I really haven't. I tend towards small numbers of people for meals, rather than larger parties. In the end I decided not to worry about this one. - I was as clear as I could be about what people could expect, both in terms of the size of the house, and what refreshments I would be providing, and decided that since people would be coming to hear Marian and Scott, there wasn't actually the pressure on me that there would have been if I were hosting a party just as a party. It was a very soothing thought!
I also considered that while *I* haven't done this before, Marian has, and has found that it is a format which works. I was willing to trust the expert:-)
I opted to provide drinks and nibbles - since I quite enjoy cooking, I baked a quiche, and made a couple of dips, and I bought in some other dips, and provided crudités and crisps (chips) for dipping, and enough wine, beer and cola for everyone to have a drink or two. I made it clear on the invite that I'd be providing drinks and snacks for the 'mingling' part of the evening, and that people were welcome to bring extra drinks or snacks of they wanted.
I ended the evening with more cola than when I started (which amuses me, as I don't drink cola) and with more crisps and some bonus chocolates. There was some of 'my' wine and beer left over, and I 'won' some, so over all, I was 'down' 1 quiche and about 2 and a half bottles of wine. Which is not a lot, even if you're aiming to entertain on a budget! And of course, I could have opted for a completely 'bring your own' approach,
'I don't know if I want strangers in my house'
I had opted not to publicise my address, but instead, to provide a contact e-mail address. Another fan (Thank you, Tamzin!) did a lot to publicise the event, and I ended up with 14 guests (so 15 people including myself) plus Marian, Patrick and Scott. I only actually knew one guest in advance, but the fact that everyone had to e-mail me in advance to get my address made me feel more comfortable, as it meant I had everyone's name and contact details, and could have said no if there had been any enquiry from anyone I didn't feel comfortable about.
I also felt that as Marian is a cool, smart, geeky person, there was a good chance that her fans would be similar, and therefore not so strange. And they were. People were complimentary about my books and decor, which was nice, and I enjoyed meeting new people who shared me interests.

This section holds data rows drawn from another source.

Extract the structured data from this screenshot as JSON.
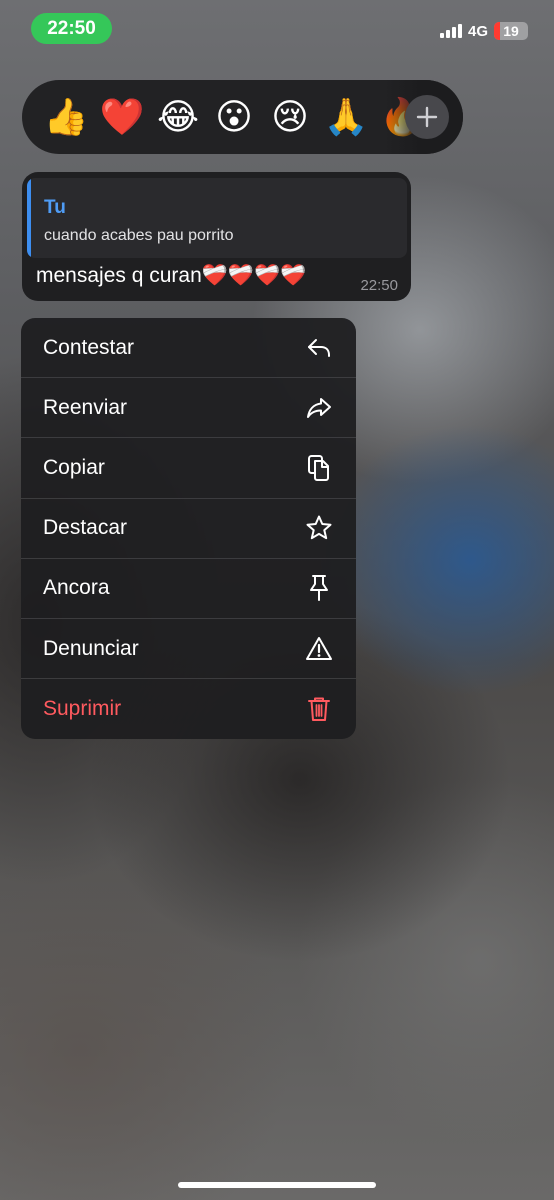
{
  "status_bar": {
    "time": "22:50",
    "network": "4G",
    "battery": "19"
  },
  "reactions": {
    "items": [
      {
        "icon": "thumbs-up-icon",
        "glyph": "👍"
      },
      {
        "icon": "red-heart-icon",
        "glyph": "❤️"
      },
      {
        "icon": "tears-of-joy-icon",
        "glyph": "😂"
      },
      {
        "icon": "surprised-face-icon",
        "glyph": "😮"
      },
      {
        "icon": "crying-face-icon",
        "glyph": "😢"
      },
      {
        "icon": "folded-hands-icon",
        "glyph": "🙏"
      },
      {
        "icon": "fire-icon",
        "glyph": "🔥"
      }
    ],
    "more": "plus-icon"
  },
  "message": {
    "quote_author": "Tu",
    "quote_text": "cuando acabes pau porrito",
    "text": "mensajes q curan❤️‍🩹❤️‍🩹❤️‍🩹❤️‍🩹",
    "time": "22:50"
  },
  "menu": {
    "items": [
      {
        "label": "Contestar",
        "icon": "reply-icon"
      },
      {
        "label": "Reenviar",
        "icon": "forward-icon"
      },
      {
        "label": "Copiar",
        "icon": "copy-icon"
      },
      {
        "label": "Destacar",
        "icon": "star-icon"
      },
      {
        "label": "Ancora",
        "icon": "pin-icon"
      },
      {
        "label": "Denunciar",
        "icon": "warning-icon"
      },
      {
        "label": "Suprimir",
        "icon": "trash-icon",
        "color": "#ff5a5f"
      }
    ]
  },
  "colors": {
    "status_time_bg": "#35c759",
    "quote_accent": "#3d8ef0",
    "danger": "#ff5a5f"
  }
}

I've also, personally, had good experiences in the past with meeting up with people I only know from the internet, and indeed staying in the homes of people I've only met on the internet, so it seemed only reasonable to suppose that the experience could be just as positive as host rather than guest. Which it was.
'It will take so much time'
Not really. I spent some time making sure that the house was tidy, and making up beds (as Marian and Co. were staying with me after the concert). I also spent some time preparing a meal for us to eat before the concert, and baking quiche/making dips, but no more than I'd have done for any other house guests. I was fortunate in that the gig was part of Marian's Kickstarter tour, so she was in the area because people locally had shown interest in her playing here. I used twitter and facebook to publicise the concert, and put up some posters.I also had the benefit of another local fan publicising the show. None of it was very time consuming.
The concert itself was one evening, so I spent time cleaning up and preparing, but saved time in that I didn't have to travel anywhere to get to the show!
'My place is a mess'
Well, yes, but you have to clean *anyway*, and mostly you don't get fun guests and awesome live music as a reward when you've done it.
'You can't come to my town, I'm out of the way'
I admit that I was a little surprised. Trowbridge, where I live, is not exactly on the beaten track, so I had not expected it to be on Marian's route. Of course, if you're from Alaska, I'm not sure that anywhere in the UK really counts as being 'out of the way' (once you're in the country). But I guess that this is an 'if you don't ask, you don't get' situation.
|After the Show|
The concert itself was fantastic, the people who came were lovely, and having it in my own home was a special kind of 'access all areas'.
I'd do it again in a heartbeat. So, if you're wavering, take courage, and take the plunge. You won't regret it!